In an interview in the April 30, 2006 issue of TLC, Werner said “There is a time to be called away from a place. Too often people in positions of leadership try to hang on too long. I will rest content.” His tenure continued until the closing day of the 2006 General Convention, when he handed the gavel to Anderson.
At the time of Werner’s ouster, Bishop of Pittsburgh Robert Duncan was the leader of a conservative movement that was on a path toward leaving the Episcopal Church. Duncan and a majority of the parishes of the diocese voted to disassociate in 2008, and Duncan later became the first archbishop of the Anglican Church in North America.
In a rare flash of bitterness in a 2009 guest post on an Episcopal blog, Werner described a debate on the developing schism at the 2006 Pittsburgh diocesan convention: “In November of 2006, in the two minutes I was allotted (and then only if you were near enough to the front of the line to be called on before debate was ended) I decried the fact that as someone who had served the mother parish of the Diocese for more than twenty years; as someone who had an unusual, if not unique, view of the entire Episcopal Church, that I was allowed only 120 seconds to speak to the most difficult and complex question the Diocese of Pittsburgh had faced since its founding following the war between the states.”
During his time as PHoD, Werner was known among other things for bringing more young Episcopalians into the governance of the church. “George invested in young people,” said the Rev. Devon Anderson, the daughter of Bonnie Anderson. The younger Anderson ran for PHoD in 2022 and currently is a member of Executive Council. “He gave me my start in the wider church, appointing me to [the Standing Commission on Liturgy and Music] in 2003. Changed my life and started my career,” she said by text message.
While he was quick with a joke, Werner was no pushover, and was a champion of the role of the House of Deputies in the governance of the church.
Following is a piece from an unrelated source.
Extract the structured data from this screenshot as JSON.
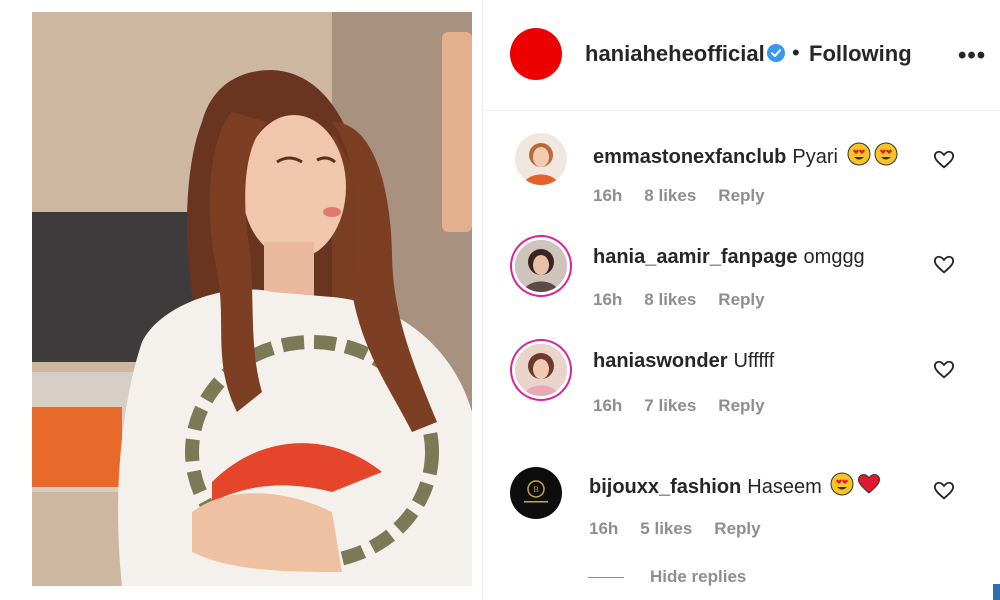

Upon his initial election in 2000, Werner put a stake in the ground in an Episcopal News Service article. “The House of Bishops will never understand the House of Deputies. We need to keep those two things very, very clear. There are reasons for this. When the House of Bishops issues a ‘mind of the house’ and they are talking theology, that is totally appropriate. When they start saying how they feel on some of the social issues, we are a bicameral legislature. I will remind them of that. They can’t do it as if they are the final word.”
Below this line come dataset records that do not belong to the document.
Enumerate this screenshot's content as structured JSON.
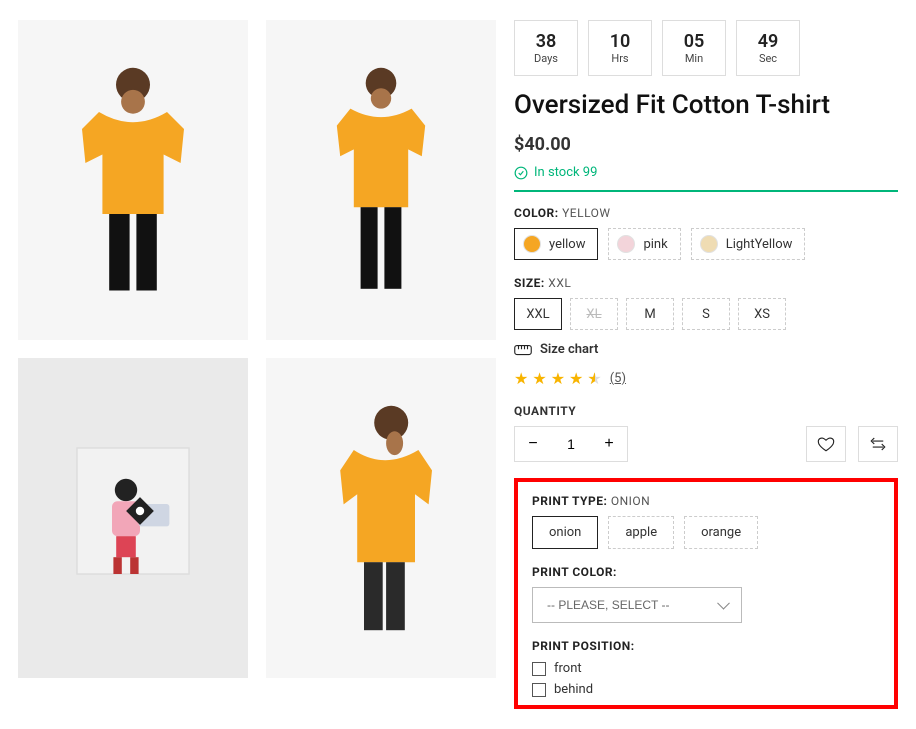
{
  "countdown": [
    {
      "value": "38",
      "label": "Days"
    },
    {
      "value": "10",
      "label": "Hrs"
    },
    {
      "value": "05",
      "label": "Min"
    },
    {
      "value": "49",
      "label": "Sec"
    }
  ],
  "title": "Oversized Fit Cotton T-shirt",
  "price": "$40.00",
  "stock_text": "In stock 99",
  "color_label": "COLOR:",
  "color_value": "YELLOW",
  "colors": [
    {
      "name": "yellow",
      "hex": "#f5a623",
      "selected": true
    },
    {
      "name": "pink",
      "hex": "#f3d4da",
      "selected": false
    },
    {
      "name": "LightYellow",
      "hex": "#efdcb3",
      "selected": false
    }
  ],
  "size_label": "SIZE:",
  "size_value": "XXL",
  "sizes": [
    {
      "label": "XXL",
      "selected": true,
      "disabled": false
    },
    {
      "label": "XL",
      "selected": false,
      "disabled": true
    },
    {
      "label": "M",
      "selected": false,
      "disabled": false
    },
    {
      "label": "S",
      "selected": false,
      "disabled": false
    },
    {
      "label": "XS",
      "selected": false,
      "disabled": false
    }
  ],
  "size_chart": "Size chart",
  "rating_count": "(5)",
  "qty_label": "QUANTITY",
  "qty_value": "1",
  "print_type_label": "PRINT TYPE:",
  "print_type_value": "ONION",
  "print_types": [
    {
      "label": "onion",
      "selected": true
    },
    {
      "label": "apple",
      "selected": false
    },
    {
      "label": "orange",
      "selected": false
    }
  ],
  "print_color_label": "PRINT COLOR:",
  "print_color_placeholder": "-- PLEASE, SELECT --",
  "print_position_label": "PRINT POSITION:",
  "print_positions": [
    {
      "label": "front"
    },
    {
      "label": "behind"
    }
  ],
  "tshirt_color": "#f5a623"
}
Werner served as a trustee of the Church Pension Group from 1976 to 1988, and again from 2006 to 2015. In a 2020 tribute video on the CPG YouTube channel, Werner introduced himself: “Hi, I’m George Werner, also known as ‘the very reverend’ — very retired.” Mary Kate Wold, CEO and president of CPG, said: “George Werner will be remembered for his unwavering commitment and service to the Episcopal Church, his stewardship as a trustee of the Church Pension Fund, and his lasting legacy as one of the primary architects of the Denominational Health Plan, which today helps ensure comprehensive healthcare for thousands of clergy and lay employees who serve our church.”